Data excerpts:

════════════════════

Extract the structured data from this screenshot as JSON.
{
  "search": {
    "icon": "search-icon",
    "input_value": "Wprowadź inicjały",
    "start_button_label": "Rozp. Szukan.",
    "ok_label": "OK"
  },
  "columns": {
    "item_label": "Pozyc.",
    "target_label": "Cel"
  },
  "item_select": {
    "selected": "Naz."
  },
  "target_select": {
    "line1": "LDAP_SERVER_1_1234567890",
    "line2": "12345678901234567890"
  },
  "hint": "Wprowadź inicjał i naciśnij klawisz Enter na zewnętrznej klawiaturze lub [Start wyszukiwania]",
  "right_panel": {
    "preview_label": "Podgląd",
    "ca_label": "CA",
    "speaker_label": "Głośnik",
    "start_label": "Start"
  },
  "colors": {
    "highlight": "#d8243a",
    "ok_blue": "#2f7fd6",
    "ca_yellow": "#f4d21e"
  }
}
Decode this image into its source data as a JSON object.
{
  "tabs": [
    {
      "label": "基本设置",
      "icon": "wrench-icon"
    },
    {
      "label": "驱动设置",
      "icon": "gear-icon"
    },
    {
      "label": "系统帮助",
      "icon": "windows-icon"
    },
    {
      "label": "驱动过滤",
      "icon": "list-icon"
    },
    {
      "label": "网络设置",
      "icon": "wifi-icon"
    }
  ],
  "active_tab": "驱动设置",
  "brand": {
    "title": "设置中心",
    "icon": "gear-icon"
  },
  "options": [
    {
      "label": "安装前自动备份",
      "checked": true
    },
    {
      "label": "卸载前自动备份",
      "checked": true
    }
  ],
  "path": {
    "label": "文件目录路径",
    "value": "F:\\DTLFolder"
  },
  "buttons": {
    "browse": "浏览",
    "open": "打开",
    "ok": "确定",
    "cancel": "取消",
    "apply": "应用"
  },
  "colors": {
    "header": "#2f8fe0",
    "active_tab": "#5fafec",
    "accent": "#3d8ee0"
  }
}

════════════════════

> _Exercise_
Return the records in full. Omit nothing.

> _Exercise output_
Extract the structured data from this screenshot as JSON.
{
  "search": {
    "icon": "search-icon",
    "input_value": "Wprowadź inicjały",
    "start_button_label": "Rozp. Szukan.",
    "ok_label": "OK"
  },
  "columns": {
    "item_label": "Pozyc.",
    "target_label": "Cel"
  },
  "item_select": {
    "selected": "Naz."
  },
  "target_select": {
    "line1": "LDAP_SERVER_1_1234567890",
    "line2": "12345678901234567890"
  },
  "hint": "Wprowadź inicjał i naciśnij klawisz Enter na zewnętrznej klawiaturze lub [Start wyszukiwania]",
  "right_panel": {
    "preview_label": "Podgląd",
    "ca_label": "CA",
    "speaker_label": "Głośnik",
    "start_label": "Start"
  },
  "colors": {
    "highlight": "#d8243a",
    "ok_blue": "#2f7fd6",
    "ca_yellow": "#f4d21e"
  }
}
Decode this image into its source data as a JSON object.
{
  "tabs": [
    {
      "label": "基本设置",
      "icon": "wrench-icon"
    },
    {
      "label": "驱动设置",
      "icon": "gear-icon"
    },
    {
      "label": "系统帮助",
      "icon": "windows-icon"
    },
    {
      "label": "驱动过滤",
      "icon": "list-icon"
    },
    {
      "label": "网络设置",
      "icon": "wifi-icon"
    }
  ],
  "active_tab": "驱动设置",
  "brand": {
    "title": "设置中心",
    "icon": "gear-icon"
  },
  "options": [
    {
      "label": "安装前自动备份",
      "checked": true
    },
    {
      "label": "卸载前自动备份",
      "checked": true
    }
  ],
  "path": {
    "label": "文件目录路径",
    "value": "F:\\DTLFolder"
  },
  "buttons": {
    "browse": "浏览",
    "open": "打开",
    "ok": "确定",
    "cancel": "取消",
    "apply": "应用"
  },
  "colors": {
    "header": "#2f8fe0",
    "active_tab": "#5fafec",
    "accent": "#3d8ee0"
  }
}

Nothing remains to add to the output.